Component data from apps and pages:
↓↓↓

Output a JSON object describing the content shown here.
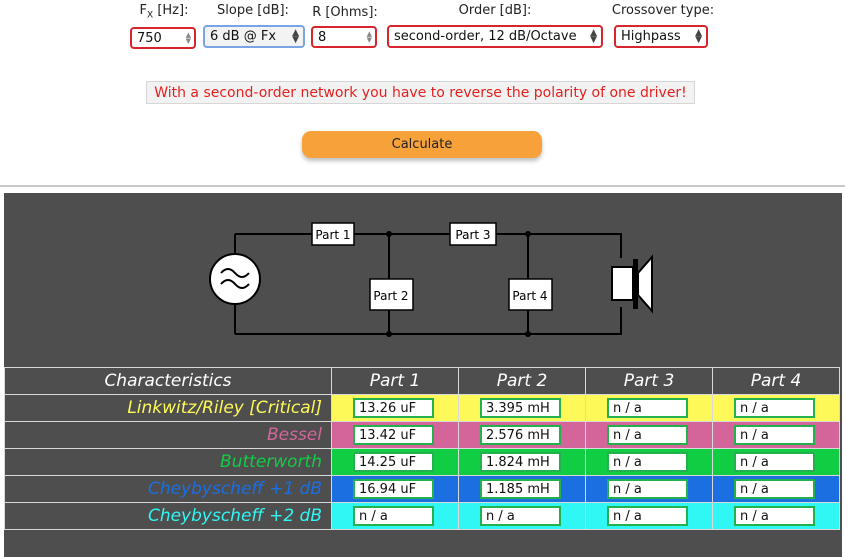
{
  "controls": {
    "fx": {
      "label_main": "F",
      "label_sub": "X",
      "label_rest": " [Hz]:",
      "value": "750"
    },
    "slope": {
      "label": "Slope [dB]:",
      "value": "6 dB @ Fx"
    },
    "resistance": {
      "label": "R [Ohms]:",
      "value": "8"
    },
    "order": {
      "label": "Order [dB]:",
      "value": "second-order, 12 dB/Octave"
    },
    "crossover_type": {
      "label": "Crossover type:",
      "value": "Highpass"
    }
  },
  "warning": "With a second-order network you have to reverse the polarity of one driver!",
  "calculate_label": "Calculate",
  "diagram": {
    "parts": [
      "Part 1",
      "Part 2",
      "Part 3",
      "Part 4"
    ]
  },
  "table": {
    "headers": [
      "Characteristics",
      "Part 1",
      "Part 2",
      "Part 3",
      "Part 4"
    ],
    "rows": [
      {
        "name": "Linkwitz/Riley [Critical]",
        "values": [
          "13.26 uF",
          "3.395 mH",
          "n / a",
          "n / a"
        ]
      },
      {
        "name": "Bessel",
        "values": [
          "13.42 uF",
          "2.576 mH",
          "n / a",
          "n / a"
        ]
      },
      {
        "name": "Butterworth",
        "values": [
          "14.25 uF",
          "1.824 mH",
          "n / a",
          "n / a"
        ]
      },
      {
        "name": "Cheybyscheff +1 dB",
        "values": [
          "16.94 uF",
          "1.185 mH",
          "n / a",
          "n / a"
        ]
      },
      {
        "name": "Cheybyscheff +2 dB",
        "values": [
          "n / a",
          "n / a",
          "n / a",
          "n / a"
        ]
      }
    ]
  },
  "colors": {
    "linkwitz_text": "#fdf958",
    "bessel_text": "#d4659b",
    "butterworth_text": "#10cd44",
    "cheb1_text": "#1c6fe0",
    "cheb2_text": "#30f6f4"
  }
}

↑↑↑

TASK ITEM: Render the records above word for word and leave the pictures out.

RESPONSE:
Output a JSON object describing the content shown here.
{
  "controls": {
    "fx": {
      "label_main": "F",
      "label_sub": "X",
      "label_rest": " [Hz]:",
      "value": "750"
    },
    "slope": {
      "label": "Slope [dB]:",
      "value": "6 dB @ Fx"
    },
    "resistance": {
      "label": "R [Ohms]:",
      "value": "8"
    },
    "order": {
      "label": "Order [dB]:",
      "value": "second-order, 12 dB/Octave"
    },
    "crossover_type": {
      "label": "Crossover type:",
      "value": "Highpass"
    }
  },
  "warning": "With a second-order network you have to reverse the polarity of one driver!",
  "calculate_label": "Calculate",
  "diagram": {
    "parts": [
      "Part 1",
      "Part 2",
      "Part 3",
      "Part 4"
    ]
  },
  "table": {
    "headers": [
      "Characteristics",
      "Part 1",
      "Part 2",
      "Part 3",
      "Part 4"
    ],
    "rows": [
      {
        "name": "Linkwitz/Riley [Critical]",
        "values": [
          "13.26 uF",
          "3.395 mH",
          "n / a",
          "n / a"
        ]
      },
      {
        "name": "Bessel",
        "values": [
          "13.42 uF",
          "2.576 mH",
          "n / a",
          "n / a"
        ]
      },
      {
        "name": "Butterworth",
        "values": [
          "14.25 uF",
          "1.824 mH",
          "n / a",
          "n / a"
        ]
      },
      {
        "name": "Cheybyscheff +1 dB",
        "values": [
          "16.94 uF",
          "1.185 mH",
          "n / a",
          "n / a"
        ]
      },
      {
        "name": "Cheybyscheff +2 dB",
        "values": [
          "n / a",
          "n / a",
          "n / a",
          "n / a"
        ]
      }
    ]
  },
  "colors": {
    "linkwitz_text": "#fdf958",
    "bessel_text": "#d4659b",
    "butterworth_text": "#10cd44",
    "cheb1_text": "#1c6fe0",
    "cheb2_text": "#30f6f4"
  }
}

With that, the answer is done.